Located at the intersection of Japanese language and urbanism, the matter of ao traffic lights could hardly sit more neatly in my own wheelhouse. Most in the book's target audience will feel the same way about at least one or two of the subjects it touches on, and in fact its structure practically encourages seeking them out at will rather than encountering them in the course of a cover-to-cover read. Though Mars clarifies that the book consists not of "transcripts of past episodes" (which probably would also have sold) but material written entirely anew, it does have in common with the podcast — and with podcasting itself, as I resentfully noticed when I was doing it — this accommodation of the interest-motivated picker-and-chooser. This, too, strikes me as a facet of nerd culture's new prominence, or put more specifically, of the ascent of the enthusiast over the connoisseur.

Indeed, stoking enthusiasm for the built environment could plausibly be stated as the entire 99% Invisible project's mission. No matter how inherently interesting the city in which you live, you eventually go blind on some level to the surroundings it presents after passing enough daily life within them. Bollards, anchor plates, stamps in the concrete of the sidewalk: to make listeners and readers aware of the provenance and purpose of these seldom-acknowledged features — of the "stories" behind them — constitutes, in its way, an act of re-enchantment. But then, a little knowledge can be a dangerous thing, especially if it leads to the increasingly obscurantist acquisition of additional related knowledge. In the same way that past generations of nerds amassed information about, say, streetcar transfers, some of today's city enthusiasts seem to know (and say) a little too much about easements, sharrows, and curb setbacks.

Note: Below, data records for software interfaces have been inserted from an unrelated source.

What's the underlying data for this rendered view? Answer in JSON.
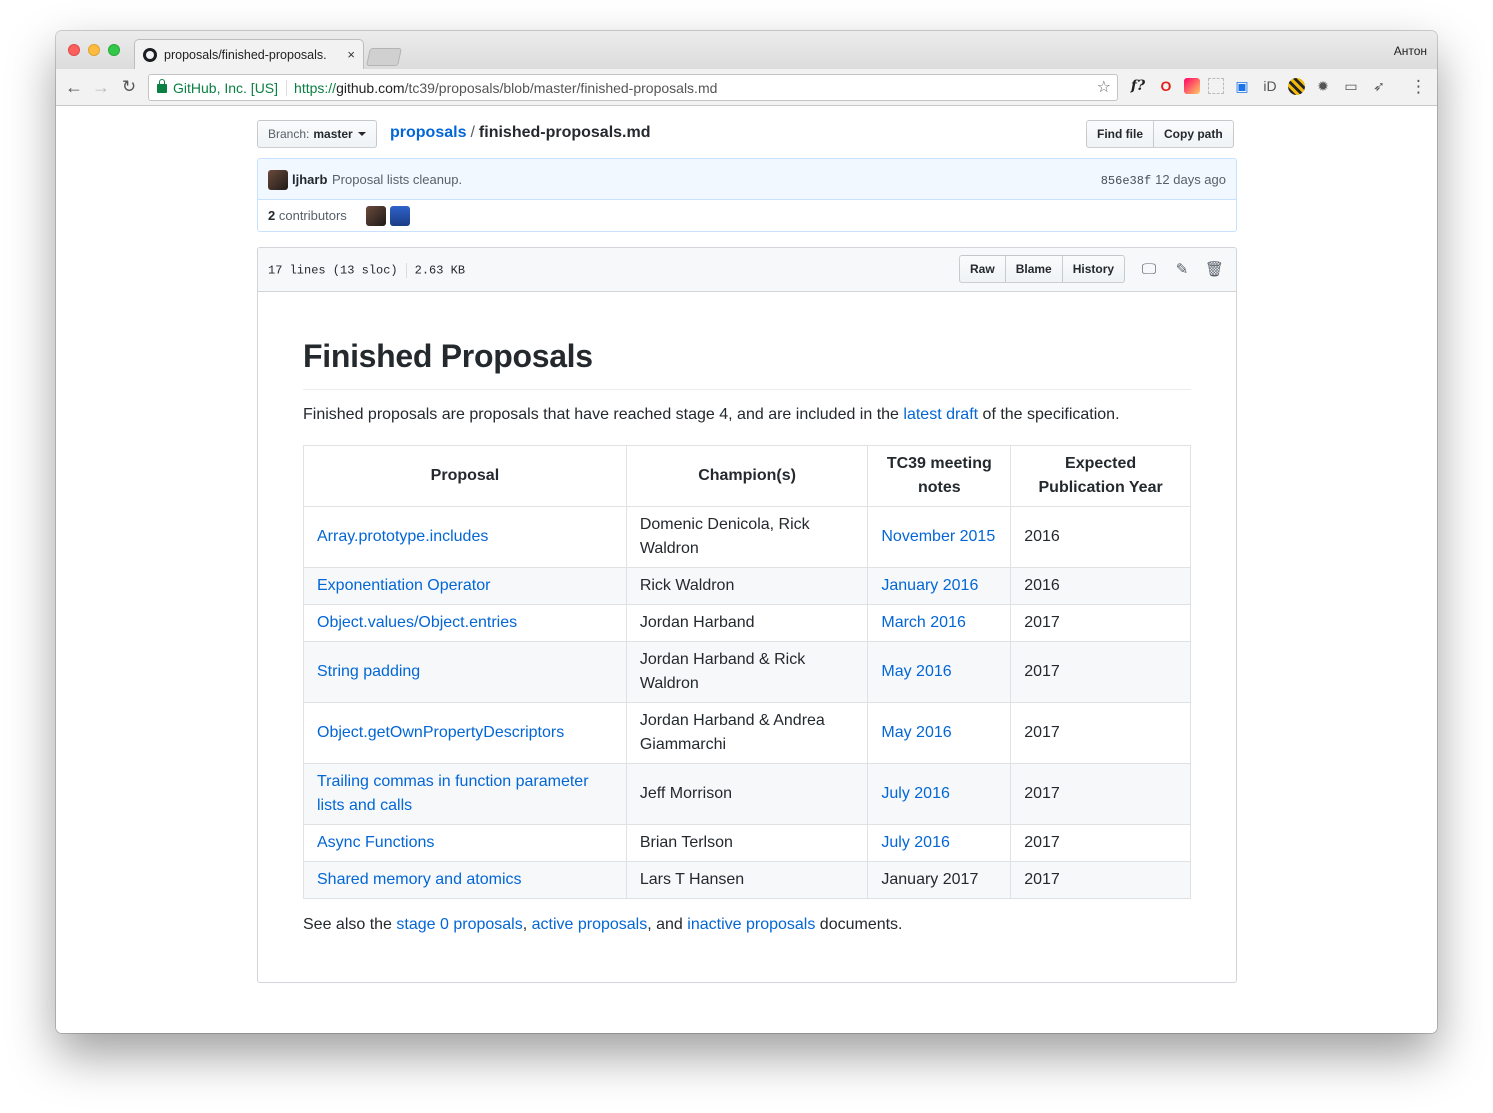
{
  "browser": {
    "tab_title": "proposals/finished-proposals.",
    "tab_close": "×",
    "profile_name": "Антон",
    "ev_label": "GitHub, Inc. [US]",
    "url_scheme": "https://",
    "url_host": "github.com",
    "url_path": "/tc39/proposals/blob/master/finished-proposals.md",
    "nav_back": "←",
    "nav_forward": "→",
    "nav_reload": "↻",
    "star": "☆",
    "menu": "⋮",
    "ext_f": "f?",
    "ext_opera": "O"
  },
  "header": {
    "branch_label": "Branch:",
    "branch_name": "master",
    "repo_name": "proposals",
    "path_sep": "/",
    "file_name": "finished-proposals.md",
    "find_file": "Find file",
    "copy_path": "Copy path"
  },
  "commit": {
    "author": "ljharb",
    "message": "Proposal lists cleanup.",
    "sha": "856e38f",
    "age": "12 days ago",
    "contributors_count": "2",
    "contributors_label": "contributors"
  },
  "file": {
    "lines_info": "17 lines (13 sloc)",
    "size": "2.63 KB",
    "raw": "Raw",
    "blame": "Blame",
    "history": "History"
  },
  "content": {
    "title": "Finished Proposals",
    "intro_before": "Finished proposals are proposals that have reached stage 4, and are included in the ",
    "intro_link": "latest draft",
    "intro_after": " of the specification.",
    "table_headers": [
      "Proposal",
      "Champion(s)",
      "TC39 meeting notes",
      "Expected Publication Year"
    ],
    "table_rows": [
      {
        "proposal": "Array.prototype.includes",
        "champions": "Domenic Denicola, Rick Waldron",
        "notes": "November 2015",
        "notes_link": true,
        "year": "2016"
      },
      {
        "proposal": "Exponentiation Operator",
        "champions": "Rick Waldron",
        "notes": "January 2016",
        "notes_link": true,
        "year": "2016"
      },
      {
        "proposal": "Object.values/Object.entries",
        "champions": "Jordan Harband",
        "notes": "March 2016",
        "notes_link": true,
        "year": "2017"
      },
      {
        "proposal": "String padding",
        "champions": "Jordan Harband & Rick Waldron",
        "notes": "May 2016",
        "notes_link": true,
        "year": "2017"
      },
      {
        "proposal": "Object.getOwnPropertyDescriptors",
        "champions": "Jordan Harband & Andrea Giammarchi",
        "notes": "May 2016",
        "notes_link": true,
        "year": "2017"
      },
      {
        "proposal": "Trailing commas in function parameter lists and calls",
        "champions": "Jeff Morrison",
        "notes": "July 2016",
        "notes_link": true,
        "year": "2017"
      },
      {
        "proposal": "Async Functions",
        "champions": "Brian Terlson",
        "notes": "July 2016",
        "notes_link": true,
        "year": "2017"
      },
      {
        "proposal": "Shared memory and atomics",
        "champions": "Lars T Hansen",
        "notes": "January 2017",
        "notes_link": false,
        "year": "2017"
      }
    ],
    "footer_before": "See also the ",
    "footer_link1": "stage 0 proposals",
    "footer_sep1": ", ",
    "footer_link2": "active proposals",
    "footer_sep2": ", and ",
    "footer_link3": "inactive proposals",
    "footer_after": " documents."
  },
  "colors": {
    "link": "#0366d6",
    "text": "#24292e",
    "commit_bg": "#f1f8ff",
    "ev_green": "#0b8043"
  }
}
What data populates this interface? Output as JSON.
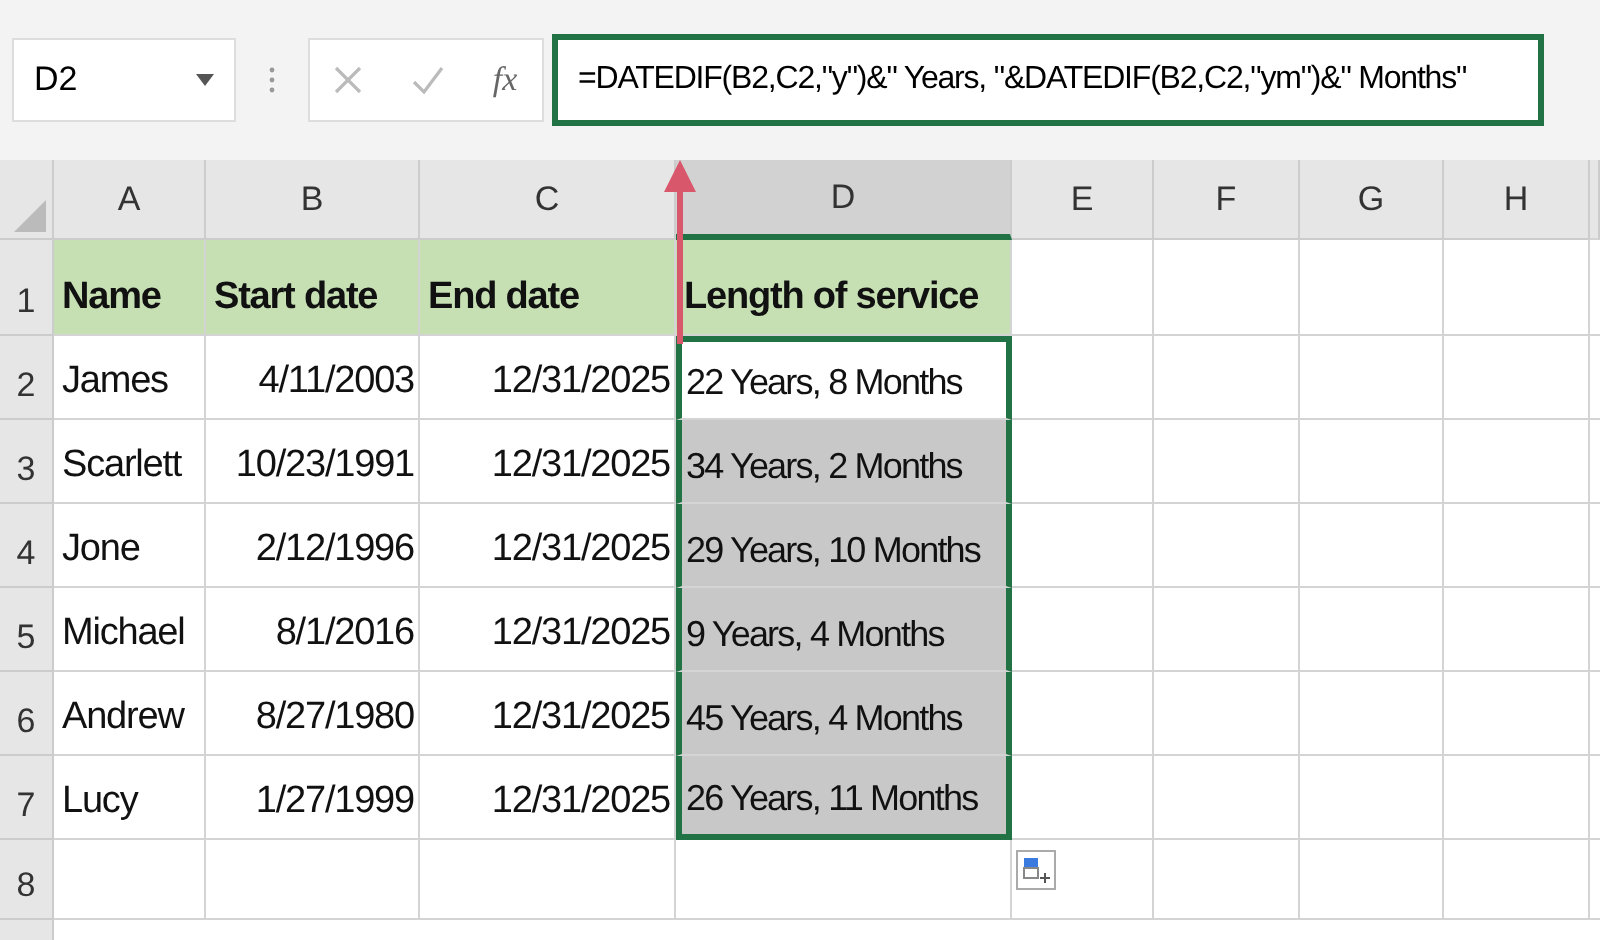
{
  "name_box": {
    "value": "D2"
  },
  "formula_bar": {
    "fx_label": "fx",
    "formula": "=DATEDIF(B2,C2,\"y\")&\" Years, \"&DATEDIF(B2,C2,\"ym\")&\" Months\""
  },
  "columns": [
    {
      "label": "A",
      "selected": false
    },
    {
      "label": "B",
      "selected": false
    },
    {
      "label": "C",
      "selected": false
    },
    {
      "label": "D",
      "selected": true
    },
    {
      "label": "E",
      "selected": false
    },
    {
      "label": "F",
      "selected": false
    },
    {
      "label": "G",
      "selected": false
    },
    {
      "label": "H",
      "selected": false
    }
  ],
  "header_row": {
    "number": "1",
    "cells": [
      "Name",
      "Start date",
      "End date",
      "Length of service"
    ]
  },
  "rows": [
    {
      "number": "2",
      "name": "James",
      "start": "4/11/2003",
      "end": "12/31/2025",
      "service": "22 Years, 8 Months",
      "selected": false
    },
    {
      "number": "3",
      "name": "Scarlett",
      "start": "10/23/1991",
      "end": "12/31/2025",
      "service": "34 Years, 2 Months",
      "selected": true
    },
    {
      "number": "4",
      "name": "Jone",
      "start": "2/12/1996",
      "end": "12/31/2025",
      "service": "29 Years, 10 Months",
      "selected": true
    },
    {
      "number": "5",
      "name": "Michael",
      "start": "8/1/2016",
      "end": "12/31/2025",
      "service": "9 Years, 4 Months",
      "selected": true
    },
    {
      "number": "6",
      "name": "Andrew",
      "start": "8/27/1980",
      "end": "12/31/2025",
      "service": "45 Years, 4 Months",
      "selected": true
    },
    {
      "number": "7",
      "name": "Lucy",
      "start": "1/27/1999",
      "end": "12/31/2025",
      "service": "26 Years, 11 Months",
      "selected": true
    }
  ],
  "empty_rows": [
    "8"
  ]
}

In cities as in many other areas of life, it would perhaps be more accurate to say that enthusiasm has come to substitute for connoisseurship. To draw further from the Francophone well, the savoir-faire and even joie de vivre so deeply associated with the city now seems conspicuously lacking in many of the city's most ardent champions, even the youngest division of whom has more than its share of pedants and reformers. Nor do the articles and books written for them suggest any special connoisseurship of English prose: in the young cities of the United States, Mars and Kohlstedt inform us, "ancient architectural ruins of Western civilization are not really a thing." This from one of the better-written general-interest city books in recent memory, and almost certainly best-written book to come from a podcast (not that I could bear the research needed to back up that claim).

Such seeming infelicities reflect the book's origins: podcast listeners seem to value a conversational tone and recently popularized expressions, even in a narrated, intricately constructed show like 99% Invisible. (Again This American Life comes to mind, and in particular the deliberate-sounding notes of unprofessionalism sounded in creator Ira Glass' monologues.) On the whole, both the podcast and the book are, in composition and design, paragons of good taste — especially as conceived of by millennial American urbanites — and its occasional shots of broad humor sometimes make sound points, if perhaps inadvertently: the story heading "URINE TROUBLE," for instance, speaks volumes about the state of Western cities today. When it again becomes possible for me to visit a Western city, or even to a western Japanese city, I'll flip again through The 99% Invisible City beforehand and so as to put its urban ways of seeing to the test.

Based in Seoul, Colin Marshall writes and broadcasts on cities, language, and culture. His current projects include the book The Stateless City: a Walk through 21st-Century Los Angeles and the video series The City in Cinema. Follow him on Twitter at @colinmarshall, or on Facebook.